(Records drawn from a dataset)
************

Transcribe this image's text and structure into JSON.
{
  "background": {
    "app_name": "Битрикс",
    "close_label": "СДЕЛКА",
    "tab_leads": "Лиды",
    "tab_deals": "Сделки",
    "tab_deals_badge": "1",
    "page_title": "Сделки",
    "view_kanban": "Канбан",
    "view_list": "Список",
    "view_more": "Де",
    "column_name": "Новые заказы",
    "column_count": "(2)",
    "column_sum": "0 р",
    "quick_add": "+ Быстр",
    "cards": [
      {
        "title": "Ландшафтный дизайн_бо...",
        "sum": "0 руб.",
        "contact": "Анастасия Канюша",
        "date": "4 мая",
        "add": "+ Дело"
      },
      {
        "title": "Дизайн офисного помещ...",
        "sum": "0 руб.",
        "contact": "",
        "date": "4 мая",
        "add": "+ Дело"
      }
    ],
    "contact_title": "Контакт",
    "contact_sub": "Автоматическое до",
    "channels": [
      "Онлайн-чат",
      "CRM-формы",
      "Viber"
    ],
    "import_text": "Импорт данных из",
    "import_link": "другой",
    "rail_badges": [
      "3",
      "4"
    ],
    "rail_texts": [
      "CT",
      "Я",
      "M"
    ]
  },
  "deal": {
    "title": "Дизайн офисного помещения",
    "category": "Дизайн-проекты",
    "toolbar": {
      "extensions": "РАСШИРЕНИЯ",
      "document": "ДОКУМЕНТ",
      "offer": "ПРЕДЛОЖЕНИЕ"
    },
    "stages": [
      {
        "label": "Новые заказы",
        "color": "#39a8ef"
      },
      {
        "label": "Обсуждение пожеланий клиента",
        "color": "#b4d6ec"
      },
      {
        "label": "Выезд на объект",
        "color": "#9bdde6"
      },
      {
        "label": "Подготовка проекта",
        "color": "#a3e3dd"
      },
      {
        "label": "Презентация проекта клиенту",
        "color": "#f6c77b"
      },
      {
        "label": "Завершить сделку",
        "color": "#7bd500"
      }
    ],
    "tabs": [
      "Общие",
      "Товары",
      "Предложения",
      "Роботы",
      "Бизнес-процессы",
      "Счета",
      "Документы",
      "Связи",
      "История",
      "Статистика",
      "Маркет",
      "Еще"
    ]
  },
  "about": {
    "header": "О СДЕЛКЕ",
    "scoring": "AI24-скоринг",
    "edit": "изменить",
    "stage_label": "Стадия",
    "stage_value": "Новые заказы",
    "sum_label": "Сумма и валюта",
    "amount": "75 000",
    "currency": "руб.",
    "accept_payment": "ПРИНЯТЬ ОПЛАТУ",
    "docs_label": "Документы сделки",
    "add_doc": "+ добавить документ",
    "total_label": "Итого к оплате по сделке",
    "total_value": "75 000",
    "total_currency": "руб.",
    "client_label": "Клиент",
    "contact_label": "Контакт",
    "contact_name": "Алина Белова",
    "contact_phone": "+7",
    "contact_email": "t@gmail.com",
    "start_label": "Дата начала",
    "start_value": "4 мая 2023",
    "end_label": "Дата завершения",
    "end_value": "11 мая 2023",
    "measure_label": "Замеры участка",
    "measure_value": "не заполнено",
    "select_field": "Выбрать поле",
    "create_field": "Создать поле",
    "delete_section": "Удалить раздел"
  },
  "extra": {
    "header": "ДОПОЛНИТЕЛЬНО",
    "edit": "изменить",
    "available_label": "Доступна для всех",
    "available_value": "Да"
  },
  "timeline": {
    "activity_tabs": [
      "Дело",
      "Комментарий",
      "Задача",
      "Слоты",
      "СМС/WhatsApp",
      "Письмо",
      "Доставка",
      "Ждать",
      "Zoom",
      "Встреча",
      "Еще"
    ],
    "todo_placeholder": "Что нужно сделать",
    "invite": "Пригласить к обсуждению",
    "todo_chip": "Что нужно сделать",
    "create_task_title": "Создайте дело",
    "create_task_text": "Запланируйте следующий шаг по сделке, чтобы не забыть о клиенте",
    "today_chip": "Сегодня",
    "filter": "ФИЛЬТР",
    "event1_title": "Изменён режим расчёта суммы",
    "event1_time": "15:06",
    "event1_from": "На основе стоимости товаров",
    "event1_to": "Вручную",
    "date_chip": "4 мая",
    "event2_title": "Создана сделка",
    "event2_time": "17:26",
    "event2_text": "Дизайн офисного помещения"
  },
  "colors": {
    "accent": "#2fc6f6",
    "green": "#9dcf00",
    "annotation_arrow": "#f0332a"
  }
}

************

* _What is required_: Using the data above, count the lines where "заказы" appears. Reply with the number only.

* _Result of this exercise_: 3